## Instructions to follow
Check every line of the entries below for "Otros", and copy the lines that have it.

*** Provided data

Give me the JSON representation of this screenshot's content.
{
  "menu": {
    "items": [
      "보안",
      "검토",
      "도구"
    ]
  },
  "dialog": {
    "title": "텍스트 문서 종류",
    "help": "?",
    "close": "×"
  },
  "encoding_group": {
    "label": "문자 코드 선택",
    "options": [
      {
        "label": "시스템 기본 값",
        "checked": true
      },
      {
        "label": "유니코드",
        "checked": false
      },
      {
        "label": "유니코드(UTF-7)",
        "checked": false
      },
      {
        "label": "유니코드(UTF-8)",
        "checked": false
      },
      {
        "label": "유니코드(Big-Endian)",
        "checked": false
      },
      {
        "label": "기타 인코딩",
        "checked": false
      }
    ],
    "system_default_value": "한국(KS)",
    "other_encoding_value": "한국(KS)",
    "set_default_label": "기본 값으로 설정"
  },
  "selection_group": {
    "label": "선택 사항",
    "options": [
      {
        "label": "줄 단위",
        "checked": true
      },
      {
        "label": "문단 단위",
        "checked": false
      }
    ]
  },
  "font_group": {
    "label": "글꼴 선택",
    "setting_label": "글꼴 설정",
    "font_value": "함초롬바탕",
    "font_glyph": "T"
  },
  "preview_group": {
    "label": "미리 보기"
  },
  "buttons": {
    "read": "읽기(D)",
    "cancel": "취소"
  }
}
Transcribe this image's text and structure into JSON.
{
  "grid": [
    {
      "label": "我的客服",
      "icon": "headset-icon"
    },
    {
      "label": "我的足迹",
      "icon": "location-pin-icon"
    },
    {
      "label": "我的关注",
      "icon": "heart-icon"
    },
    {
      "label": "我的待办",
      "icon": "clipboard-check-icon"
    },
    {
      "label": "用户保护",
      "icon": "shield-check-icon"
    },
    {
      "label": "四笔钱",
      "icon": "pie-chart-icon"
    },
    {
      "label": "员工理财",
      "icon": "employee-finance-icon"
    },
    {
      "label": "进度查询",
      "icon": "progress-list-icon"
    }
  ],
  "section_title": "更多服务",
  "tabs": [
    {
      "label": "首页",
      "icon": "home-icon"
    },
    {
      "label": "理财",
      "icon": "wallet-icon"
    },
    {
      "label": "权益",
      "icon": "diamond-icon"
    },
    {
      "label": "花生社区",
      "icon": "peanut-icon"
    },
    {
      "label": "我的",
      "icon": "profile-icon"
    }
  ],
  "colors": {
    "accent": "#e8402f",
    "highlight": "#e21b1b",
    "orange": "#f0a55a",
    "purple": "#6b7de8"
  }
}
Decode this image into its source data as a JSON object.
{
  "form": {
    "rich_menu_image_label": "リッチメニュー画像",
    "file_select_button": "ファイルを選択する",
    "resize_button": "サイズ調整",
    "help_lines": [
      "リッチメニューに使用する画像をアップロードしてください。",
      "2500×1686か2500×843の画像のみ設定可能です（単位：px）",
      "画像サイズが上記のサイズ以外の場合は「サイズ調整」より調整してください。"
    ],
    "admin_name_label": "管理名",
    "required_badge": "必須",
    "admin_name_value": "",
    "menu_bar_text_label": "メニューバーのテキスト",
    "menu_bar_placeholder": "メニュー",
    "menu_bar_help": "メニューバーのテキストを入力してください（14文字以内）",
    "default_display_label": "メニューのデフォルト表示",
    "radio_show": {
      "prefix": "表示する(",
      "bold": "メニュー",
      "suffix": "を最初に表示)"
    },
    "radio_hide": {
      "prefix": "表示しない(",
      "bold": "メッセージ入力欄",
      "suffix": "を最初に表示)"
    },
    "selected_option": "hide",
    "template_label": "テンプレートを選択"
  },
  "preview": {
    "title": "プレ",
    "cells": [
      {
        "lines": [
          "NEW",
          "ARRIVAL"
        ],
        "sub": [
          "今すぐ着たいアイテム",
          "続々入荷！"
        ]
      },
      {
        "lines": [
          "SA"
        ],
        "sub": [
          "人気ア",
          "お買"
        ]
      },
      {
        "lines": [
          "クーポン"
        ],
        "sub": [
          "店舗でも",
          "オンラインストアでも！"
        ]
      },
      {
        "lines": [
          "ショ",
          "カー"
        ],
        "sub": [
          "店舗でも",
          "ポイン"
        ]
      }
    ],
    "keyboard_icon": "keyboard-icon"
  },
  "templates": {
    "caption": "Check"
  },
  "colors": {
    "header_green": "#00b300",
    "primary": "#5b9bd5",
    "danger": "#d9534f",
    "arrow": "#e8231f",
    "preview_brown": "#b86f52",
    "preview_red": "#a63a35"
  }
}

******
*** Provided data

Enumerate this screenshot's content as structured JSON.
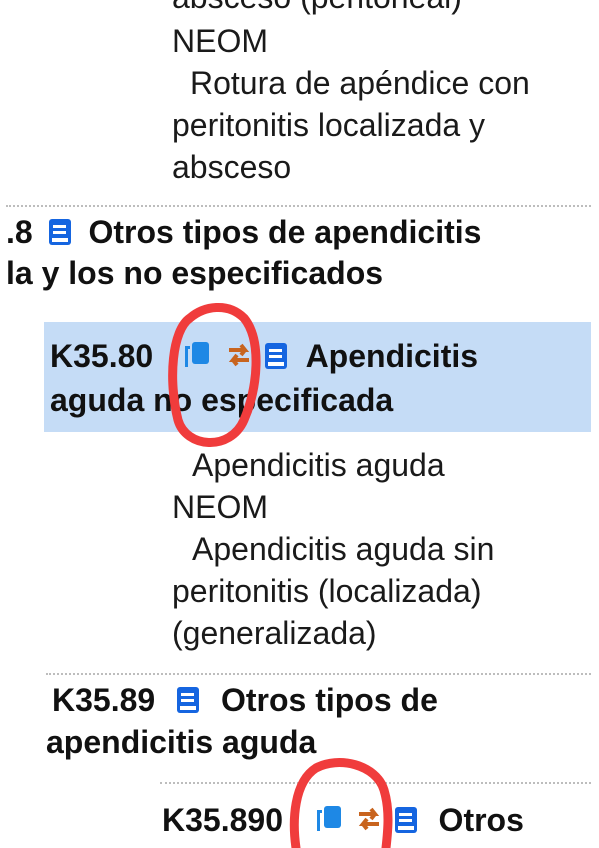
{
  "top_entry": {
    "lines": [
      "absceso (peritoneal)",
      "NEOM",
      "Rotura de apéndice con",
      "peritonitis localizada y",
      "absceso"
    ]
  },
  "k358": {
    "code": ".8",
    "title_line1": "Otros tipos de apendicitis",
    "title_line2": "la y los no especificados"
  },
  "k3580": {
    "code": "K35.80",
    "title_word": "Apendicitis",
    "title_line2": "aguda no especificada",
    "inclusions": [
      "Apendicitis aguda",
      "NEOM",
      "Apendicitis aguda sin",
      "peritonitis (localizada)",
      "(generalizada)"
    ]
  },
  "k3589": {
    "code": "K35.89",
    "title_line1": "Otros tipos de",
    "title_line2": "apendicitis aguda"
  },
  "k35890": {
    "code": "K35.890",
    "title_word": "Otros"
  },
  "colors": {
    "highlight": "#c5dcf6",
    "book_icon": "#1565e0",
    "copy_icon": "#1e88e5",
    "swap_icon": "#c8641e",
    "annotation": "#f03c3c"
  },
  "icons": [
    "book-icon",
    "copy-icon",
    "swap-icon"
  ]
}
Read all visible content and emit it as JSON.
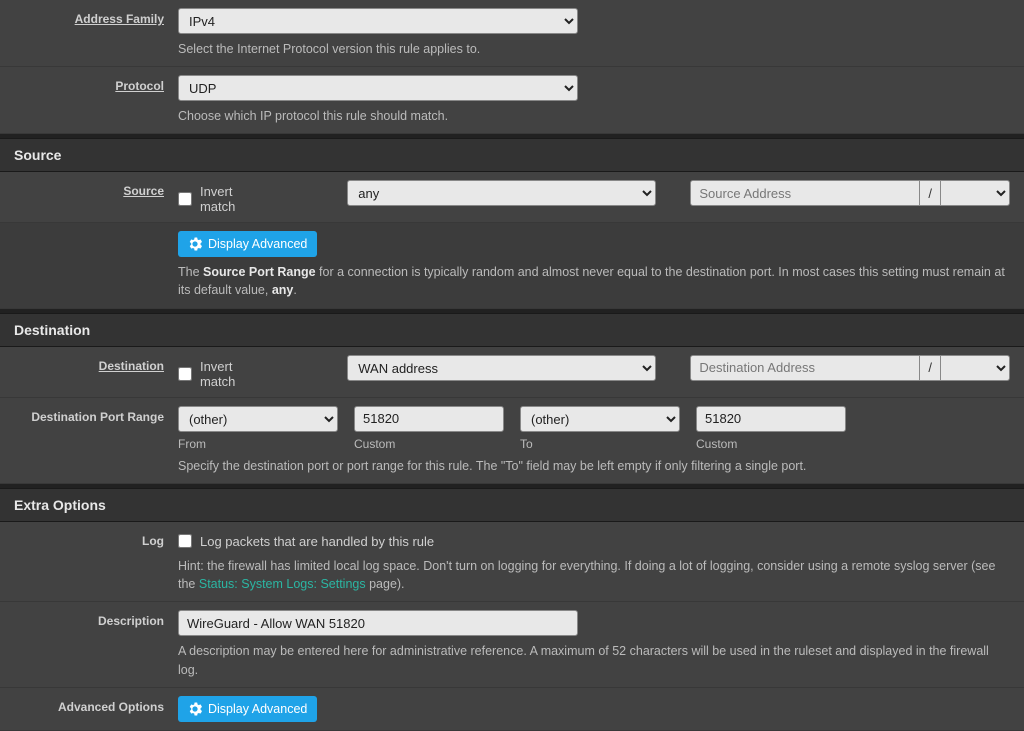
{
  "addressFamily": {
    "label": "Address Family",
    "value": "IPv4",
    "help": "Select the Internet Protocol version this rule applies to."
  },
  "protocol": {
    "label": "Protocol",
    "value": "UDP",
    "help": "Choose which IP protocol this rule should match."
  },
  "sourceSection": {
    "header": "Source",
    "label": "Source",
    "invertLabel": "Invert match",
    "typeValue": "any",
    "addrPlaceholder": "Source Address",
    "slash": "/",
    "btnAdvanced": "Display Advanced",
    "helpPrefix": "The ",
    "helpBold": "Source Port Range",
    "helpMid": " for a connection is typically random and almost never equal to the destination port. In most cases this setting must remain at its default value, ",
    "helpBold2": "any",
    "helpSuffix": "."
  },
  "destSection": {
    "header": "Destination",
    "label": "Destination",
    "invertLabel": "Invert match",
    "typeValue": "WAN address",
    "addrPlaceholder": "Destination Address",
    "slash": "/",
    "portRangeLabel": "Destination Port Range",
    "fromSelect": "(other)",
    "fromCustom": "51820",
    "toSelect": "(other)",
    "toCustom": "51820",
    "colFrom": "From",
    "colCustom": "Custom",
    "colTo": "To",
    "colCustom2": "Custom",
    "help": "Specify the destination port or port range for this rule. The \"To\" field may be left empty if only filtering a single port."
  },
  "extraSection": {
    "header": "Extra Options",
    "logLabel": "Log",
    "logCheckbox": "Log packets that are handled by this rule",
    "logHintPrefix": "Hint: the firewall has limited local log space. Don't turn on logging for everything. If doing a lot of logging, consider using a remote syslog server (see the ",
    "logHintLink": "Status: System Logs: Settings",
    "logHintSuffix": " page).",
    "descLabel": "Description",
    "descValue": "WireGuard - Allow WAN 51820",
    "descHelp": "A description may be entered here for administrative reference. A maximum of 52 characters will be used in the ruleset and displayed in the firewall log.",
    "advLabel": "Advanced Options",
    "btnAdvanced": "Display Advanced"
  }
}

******

## Result
    "title_line1": "Otros tipos de apendicitis",
    "title_line1": "Otros tipos de",
    "title_word": "Otros"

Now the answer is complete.